English-born Quaker Joseph Bancroft was trained in cotton weaving in Lancashire. He bought a grist mill here in 1831, at a time when grain milling was on the decline. He switched it over to cloth making, specializing in glazing fabric for awnings, tents, and especially window shades. In 1859–1860, Bancroft added bleaching and dyeing equipment. By the 1880s, the firm was the largest textile finisher in the nation, with its brick and stone mills sprawling along the riverbank. Bancroft built worker housing in Rockford Village on Rockford and Ivy roads. His son donated land uphill from the mills for Rockford Park in 1889 and 1895 (see Kentmere Parkway and Rockford Park). As late as the 1940s, this was called the largest cotton dyeing and finishing plant in the world, with a soaring, 250-foot yellow-brick smokestack (by Heinecke, a New York firm, 1911). Bancroft Mills was bought out in 1961 and later closed. Only part of the extensive original complex survives, and, in 2007, a developer proposed demolishing most of the toxics-laced remainder and building condominiums.

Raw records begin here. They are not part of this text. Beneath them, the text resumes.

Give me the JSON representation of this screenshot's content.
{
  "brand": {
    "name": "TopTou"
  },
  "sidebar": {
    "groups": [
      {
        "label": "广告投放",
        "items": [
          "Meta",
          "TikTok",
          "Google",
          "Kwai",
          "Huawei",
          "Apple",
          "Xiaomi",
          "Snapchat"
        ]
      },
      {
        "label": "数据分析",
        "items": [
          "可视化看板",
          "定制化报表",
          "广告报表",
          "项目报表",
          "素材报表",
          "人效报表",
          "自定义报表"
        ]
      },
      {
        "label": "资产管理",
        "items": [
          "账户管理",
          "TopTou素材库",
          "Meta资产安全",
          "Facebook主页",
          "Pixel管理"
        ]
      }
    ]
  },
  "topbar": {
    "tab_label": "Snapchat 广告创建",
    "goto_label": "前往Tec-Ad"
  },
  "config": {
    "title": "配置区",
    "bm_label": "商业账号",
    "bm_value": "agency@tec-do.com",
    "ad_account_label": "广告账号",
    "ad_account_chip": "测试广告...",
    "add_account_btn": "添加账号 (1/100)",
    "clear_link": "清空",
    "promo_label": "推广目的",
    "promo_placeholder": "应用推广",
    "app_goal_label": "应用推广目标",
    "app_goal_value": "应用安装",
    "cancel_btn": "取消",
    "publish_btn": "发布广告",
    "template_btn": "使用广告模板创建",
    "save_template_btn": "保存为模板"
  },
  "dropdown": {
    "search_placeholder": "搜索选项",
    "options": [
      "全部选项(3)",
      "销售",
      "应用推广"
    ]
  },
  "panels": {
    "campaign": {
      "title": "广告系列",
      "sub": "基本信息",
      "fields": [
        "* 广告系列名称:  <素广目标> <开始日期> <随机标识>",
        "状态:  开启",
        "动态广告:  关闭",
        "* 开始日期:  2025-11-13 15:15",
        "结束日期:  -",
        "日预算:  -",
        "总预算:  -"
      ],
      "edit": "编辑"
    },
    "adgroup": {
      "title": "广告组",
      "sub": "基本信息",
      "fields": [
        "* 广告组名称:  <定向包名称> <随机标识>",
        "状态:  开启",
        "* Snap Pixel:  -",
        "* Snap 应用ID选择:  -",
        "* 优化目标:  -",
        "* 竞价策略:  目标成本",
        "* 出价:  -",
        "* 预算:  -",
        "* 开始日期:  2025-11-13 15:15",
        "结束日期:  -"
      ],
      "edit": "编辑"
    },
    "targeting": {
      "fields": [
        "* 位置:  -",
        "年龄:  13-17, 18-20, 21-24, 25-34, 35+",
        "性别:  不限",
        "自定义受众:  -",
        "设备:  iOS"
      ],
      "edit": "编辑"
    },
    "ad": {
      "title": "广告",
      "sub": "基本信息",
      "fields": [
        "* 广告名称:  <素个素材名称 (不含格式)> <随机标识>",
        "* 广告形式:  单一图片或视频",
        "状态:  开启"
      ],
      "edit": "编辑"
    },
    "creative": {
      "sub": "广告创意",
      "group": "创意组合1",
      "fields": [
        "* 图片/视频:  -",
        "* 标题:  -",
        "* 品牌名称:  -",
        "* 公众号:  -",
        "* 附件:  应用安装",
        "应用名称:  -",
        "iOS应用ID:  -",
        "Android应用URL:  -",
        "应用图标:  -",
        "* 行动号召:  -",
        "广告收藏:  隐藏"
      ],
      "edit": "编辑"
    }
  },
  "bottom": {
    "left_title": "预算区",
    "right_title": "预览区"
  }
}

You are here
If SAH Archipedia has been useful to you, please consider supporting it.
SAH Archipedia tells the story of the United States through its buildings, landscapes, and cities. This freely available resource empowers the public with authoritative knowledge that deepens their understanding and appreciation of the built environment. But the Society of Architectural Historians, which created SAH Archipedia with University of Virginia Press, needs your support to maintain the high-caliber research, writing, photography, cartography, editing, design, and programming that make SAH Archipedia a trusted online resource available to all who value the history of place, heritage tourism, and learning.